1980 · Italy
Luca Moscariello is a mid-career established artist, who originates from Italy, like other artists such as Gabriele Luciani, Francesco Gennari, Andrea Bianconi, Diego Tonus, and Emanuela Fiorelli. Luca Moscariello was born in 1980.
Luca Moscariello's Gallery representation
Luca Moscariello is represented and exhibited by Colossi Arte Contemporanea located in Brescia, Italy.
Historical Context of Italy
The classical era of the Romans has exerted a significant influence on the cultural and intellectual evolution of Italy, contributing to the uniqueness of the country and its sumptuous artistic legacy. Italy is also the country that embodies the Renaissance, “Riniscita” in its original language, which translates to “rebirth”. From the early 1400s, the Renaissance has been an intense period of cultural and political awakenings, engendering revivals in art, architecture, music, poetry and philosophy. Although greatly tormented by the fascism of Mussolini in the modern and contemporary era, Italy has never lost its place as one of the most fundamental artistic centres, home to cutting-edge movements such as Futurism and Arte Povera, as well as the expressive painting of the Transavanguardia and the Minimalism related to the Zero Movement.

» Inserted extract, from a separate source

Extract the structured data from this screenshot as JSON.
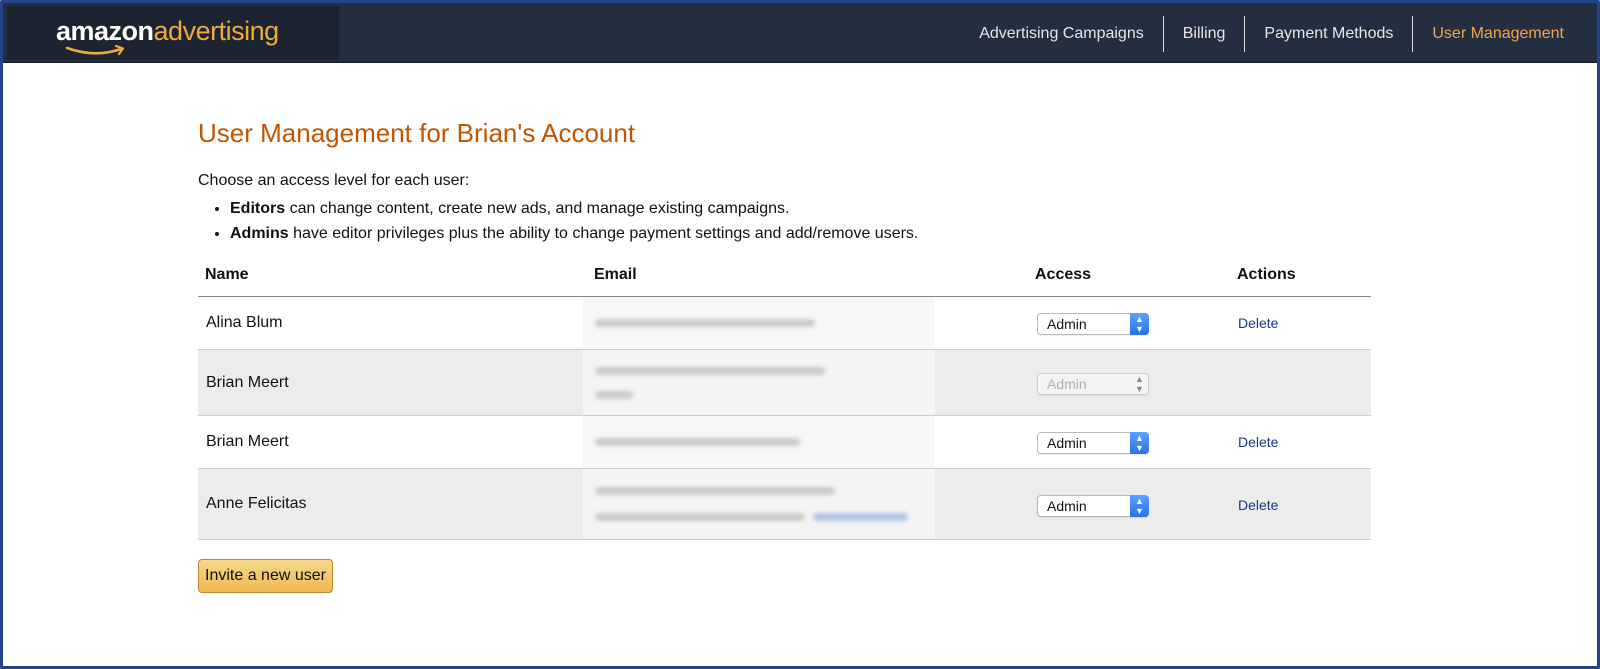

Some highly eminent Italian artists from the twentieth and twenty first centuries include Giorgio Di Chirico, Giacomo Balla, Giorgio Morandi, Alberto Giacometti, Lucio Fontana, Michelangelo Pistoletto, Francesco Clemente and Mimmo Paladino.
Further Biographical Context for Luca Moscariello
Luca Moscariello was born in 1980 and was predominantly influenced creatively by the 1990s. Art in the 1990s was defined at the beginning of the decade by a group of artists in the United Kingdom that came to be known as the YBAs, or Young British Artists. They were a diverse group of artists, affiliated loosely by their age, nationality, and their association with Goldsmiths and the Royal College of Art in London, alongside being favoured by super collector of the time Charles Saatchi. The most famous artist of the group is Damien Hirst, who was also an early organiser of group activities. Other members included Chris Ofili, Tracey Emin, Marc Quinn, Gavin Turk, Sarah Lucas and Sam Taylor-Wood. Much of their work became famous for shock tactics and the sensationalism of both material and message. They also became known for their use of throwaway materials, wild-living, and an attitude that was simultaneously counter-culture rebellion but also entrepreneurial. They gained a large amount of media coverage and dominated British art during the 1990s. Their international shows in the mid-1990s included the now legendary ‘Sensation'. Also gaining prominence at this time was a developing trend in Japan related to the huge boom in advertising and consumerism that took place during the economic dominance of the 1980s. The indigenous comic book culture of manga, allied to trends in advertising, graphic design and packaging, saw a young artist called Takashi Murakami develop his theories which he coined ’Superflat’. Influenced by his experiences in New York City in the mid-1990s, Murakami was to form a significant collective called Kaikaikiki, which became internationally renowned as an artistic group.